**TRY IT:**
Below is a listing; copy all of it exactly.

**DATA SHOWN:**

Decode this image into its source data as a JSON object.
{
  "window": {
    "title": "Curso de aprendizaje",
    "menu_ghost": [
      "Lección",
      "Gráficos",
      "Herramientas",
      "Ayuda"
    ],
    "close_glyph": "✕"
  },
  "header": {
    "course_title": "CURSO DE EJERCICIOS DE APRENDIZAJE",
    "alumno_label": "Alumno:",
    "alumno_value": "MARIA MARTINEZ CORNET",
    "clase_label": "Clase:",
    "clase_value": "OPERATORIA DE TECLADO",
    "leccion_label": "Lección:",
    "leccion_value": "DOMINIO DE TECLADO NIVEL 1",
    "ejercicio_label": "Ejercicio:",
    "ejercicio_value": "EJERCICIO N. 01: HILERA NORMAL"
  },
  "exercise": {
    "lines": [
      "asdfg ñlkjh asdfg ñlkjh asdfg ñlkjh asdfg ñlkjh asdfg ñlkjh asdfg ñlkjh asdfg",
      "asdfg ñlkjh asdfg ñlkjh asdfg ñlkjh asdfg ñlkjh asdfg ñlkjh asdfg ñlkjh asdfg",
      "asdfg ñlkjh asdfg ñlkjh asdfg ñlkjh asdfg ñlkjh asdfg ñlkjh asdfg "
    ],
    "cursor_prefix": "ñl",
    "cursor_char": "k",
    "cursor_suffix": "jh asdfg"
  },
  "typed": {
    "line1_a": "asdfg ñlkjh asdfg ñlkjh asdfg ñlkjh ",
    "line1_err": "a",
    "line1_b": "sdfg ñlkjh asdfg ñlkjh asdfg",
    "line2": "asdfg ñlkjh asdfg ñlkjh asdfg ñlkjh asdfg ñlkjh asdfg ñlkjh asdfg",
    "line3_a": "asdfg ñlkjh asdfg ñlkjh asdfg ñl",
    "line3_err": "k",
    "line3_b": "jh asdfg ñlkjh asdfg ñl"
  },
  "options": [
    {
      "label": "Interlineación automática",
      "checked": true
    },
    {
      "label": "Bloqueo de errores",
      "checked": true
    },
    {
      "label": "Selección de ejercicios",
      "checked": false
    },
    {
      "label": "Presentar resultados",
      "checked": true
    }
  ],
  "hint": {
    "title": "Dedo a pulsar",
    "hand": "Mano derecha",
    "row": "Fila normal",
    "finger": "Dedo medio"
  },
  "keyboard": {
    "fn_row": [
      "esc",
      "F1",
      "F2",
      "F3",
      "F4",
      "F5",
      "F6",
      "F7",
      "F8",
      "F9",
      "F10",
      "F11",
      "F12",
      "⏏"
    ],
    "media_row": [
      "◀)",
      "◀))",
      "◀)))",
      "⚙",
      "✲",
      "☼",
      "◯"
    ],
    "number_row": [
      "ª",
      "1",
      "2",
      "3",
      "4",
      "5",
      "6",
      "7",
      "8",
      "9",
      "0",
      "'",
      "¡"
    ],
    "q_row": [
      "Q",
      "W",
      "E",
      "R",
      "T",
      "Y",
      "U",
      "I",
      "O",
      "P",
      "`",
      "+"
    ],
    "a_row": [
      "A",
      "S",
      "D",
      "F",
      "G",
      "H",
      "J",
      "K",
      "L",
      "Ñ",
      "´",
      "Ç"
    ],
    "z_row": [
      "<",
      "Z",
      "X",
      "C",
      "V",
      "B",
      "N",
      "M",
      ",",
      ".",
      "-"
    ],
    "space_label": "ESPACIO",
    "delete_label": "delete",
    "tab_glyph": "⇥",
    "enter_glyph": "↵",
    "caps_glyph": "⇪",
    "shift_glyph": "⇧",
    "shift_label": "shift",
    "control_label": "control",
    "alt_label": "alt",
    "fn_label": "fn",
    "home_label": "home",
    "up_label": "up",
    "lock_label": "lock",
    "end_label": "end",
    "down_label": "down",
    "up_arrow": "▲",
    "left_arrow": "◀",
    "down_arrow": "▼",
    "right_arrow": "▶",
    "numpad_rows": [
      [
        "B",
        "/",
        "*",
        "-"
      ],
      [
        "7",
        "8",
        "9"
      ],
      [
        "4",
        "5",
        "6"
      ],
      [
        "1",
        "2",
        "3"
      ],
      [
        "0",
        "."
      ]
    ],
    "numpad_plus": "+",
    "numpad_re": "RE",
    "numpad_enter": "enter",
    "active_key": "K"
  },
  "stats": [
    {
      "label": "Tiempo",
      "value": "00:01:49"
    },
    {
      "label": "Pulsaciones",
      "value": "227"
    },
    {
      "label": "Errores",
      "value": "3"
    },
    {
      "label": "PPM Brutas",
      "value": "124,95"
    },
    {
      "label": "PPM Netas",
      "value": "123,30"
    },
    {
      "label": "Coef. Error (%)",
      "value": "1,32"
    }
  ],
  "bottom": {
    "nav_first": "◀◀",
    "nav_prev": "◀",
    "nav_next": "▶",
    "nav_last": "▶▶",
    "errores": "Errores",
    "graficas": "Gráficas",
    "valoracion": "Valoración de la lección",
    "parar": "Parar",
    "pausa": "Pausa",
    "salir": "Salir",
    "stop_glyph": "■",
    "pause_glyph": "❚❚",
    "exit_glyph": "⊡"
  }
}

**EXPECTED OUTPUT:**
Decode this image into its source data as a JSON object.
{
  "window": {
    "title": "Curso de aprendizaje",
    "menu_ghost": [
      "Lección",
      "Gráficos",
      "Herramientas",
      "Ayuda"
    ],
    "close_glyph": "✕"
  },
  "header": {
    "course_title": "CURSO DE EJERCICIOS DE APRENDIZAJE",
    "alumno_label": "Alumno:",
    "alumno_value": "MARIA MARTINEZ CORNET",
    "clase_label": "Clase:",
    "clase_value": "OPERATORIA DE TECLADO",
    "leccion_label": "Lección:",
    "leccion_value": "DOMINIO DE TECLADO NIVEL 1",
    "ejercicio_label": "Ejercicio:",
    "ejercicio_value": "EJERCICIO N. 01: HILERA NORMAL"
  },
  "exercise": {
    "lines": [
      "asdfg ñlkjh asdfg ñlkjh asdfg ñlkjh asdfg ñlkjh asdfg ñlkjh asdfg ñlkjh asdfg",
      "asdfg ñlkjh asdfg ñlkjh asdfg ñlkjh asdfg ñlkjh asdfg ñlkjh asdfg ñlkjh asdfg",
      "asdfg ñlkjh asdfg ñlkjh asdfg ñlkjh asdfg ñlkjh asdfg ñlkjh asdfg "
    ],
    "cursor_prefix": "ñl",
    "cursor_char": "k",
    "cursor_suffix": "jh asdfg"
  },
  "typed": {
    "line1_a": "asdfg ñlkjh asdfg ñlkjh asdfg ñlkjh ",
    "line1_err": "a",
    "line1_b": "sdfg ñlkjh asdfg ñlkjh asdfg",
    "line2": "asdfg ñlkjh asdfg ñlkjh asdfg ñlkjh asdfg ñlkjh asdfg ñlkjh asdfg",
    "line3_a": "asdfg ñlkjh asdfg ñlkjh asdfg ñl",
    "line3_err": "k",
    "line3_b": "jh asdfg ñlkjh asdfg ñl"
  },
  "options": [
    {
      "label": "Interlineación automática",
      "checked": true
    },
    {
      "label": "Bloqueo de errores",
      "checked": true
    },
    {
      "label": "Selección de ejercicios",
      "checked": false
    },
    {
      "label": "Presentar resultados",
      "checked": true
    }
  ],
  "hint": {
    "title": "Dedo a pulsar",
    "hand": "Mano derecha",
    "row": "Fila normal",
    "finger": "Dedo medio"
  },
  "keyboard": {
    "fn_row": [
      "esc",
      "F1",
      "F2",
      "F3",
      "F4",
      "F5",
      "F6",
      "F7",
      "F8",
      "F9",
      "F10",
      "F11",
      "F12",
      "⏏"
    ],
    "media_row": [
      "◀)",
      "◀))",
      "◀)))",
      "⚙",
      "✲",
      "☼",
      "◯"
    ],
    "number_row": [
      "ª",
      "1",
      "2",
      "3",
      "4",
      "5",
      "6",
      "7",
      "8",
      "9",
      "0",
      "'",
      "¡"
    ],
    "q_row": [
      "Q",
      "W",
      "E",
      "R",
      "T",
      "Y",
      "U",
      "I",
      "O",
      "P",
      "`",
      "+"
    ],
    "a_row": [
      "A",
      "S",
      "D",
      "F",
      "G",
      "H",
      "J",
      "K",
      "L",
      "Ñ",
      "´",
      "Ç"
    ],
    "z_row": [
      "<",
      "Z",
      "X",
      "C",
      "V",
      "B",
      "N",
      "M",
      ",",
      ".",
      "-"
    ],
    "space_label": "ESPACIO",
    "delete_label": "delete",
    "tab_glyph": "⇥",
    "enter_glyph": "↵",
    "caps_glyph": "⇪",
    "shift_glyph": "⇧",
    "shift_label": "shift",
    "control_label": "control",
    "alt_label": "alt",
    "fn_label": "fn",
    "home_label": "home",
    "up_label": "up",
    "lock_label": "lock",
    "end_label": "end",
    "down_label": "down",
    "up_arrow": "▲",
    "left_arrow": "◀",
    "down_arrow": "▼",
    "right_arrow": "▶",
    "numpad_rows": [
      [
        "B",
        "/",
        "*",
        "-"
      ],
      [
        "7",
        "8",
        "9"
      ],
      [
        "4",
        "5",
        "6"
      ],
      [
        "1",
        "2",
        "3"
      ],
      [
        "0",
        "."
      ]
    ],
    "numpad_plus": "+",
    "numpad_re": "RE",
    "numpad_enter": "enter",
    "active_key": "K"
  },
  "stats": [
    {
      "label": "Tiempo",
      "value": "00:01:49"
    },
    {
      "label": "Pulsaciones",
      "value": "227"
    },
    {
      "label": "Errores",
      "value": "3"
    },
    {
      "label": "PPM Brutas",
      "value": "124,95"
    },
    {
      "label": "PPM Netas",
      "value": "123,30"
    },
    {
      "label": "Coef. Error (%)",
      "value": "1,32"
    }
  ],
  "bottom": {
    "nav_first": "◀◀",
    "nav_prev": "◀",
    "nav_next": "▶",
    "nav_last": "▶▶",
    "errores": "Errores",
    "graficas": "Gráficas",
    "valoracion": "Valoración de la lección",
    "parar": "Parar",
    "pausa": "Pausa",
    "salir": "Salir",
    "stop_glyph": "■",
    "pause_glyph": "❚❚",
    "exit_glyph": "⊡"
  }
}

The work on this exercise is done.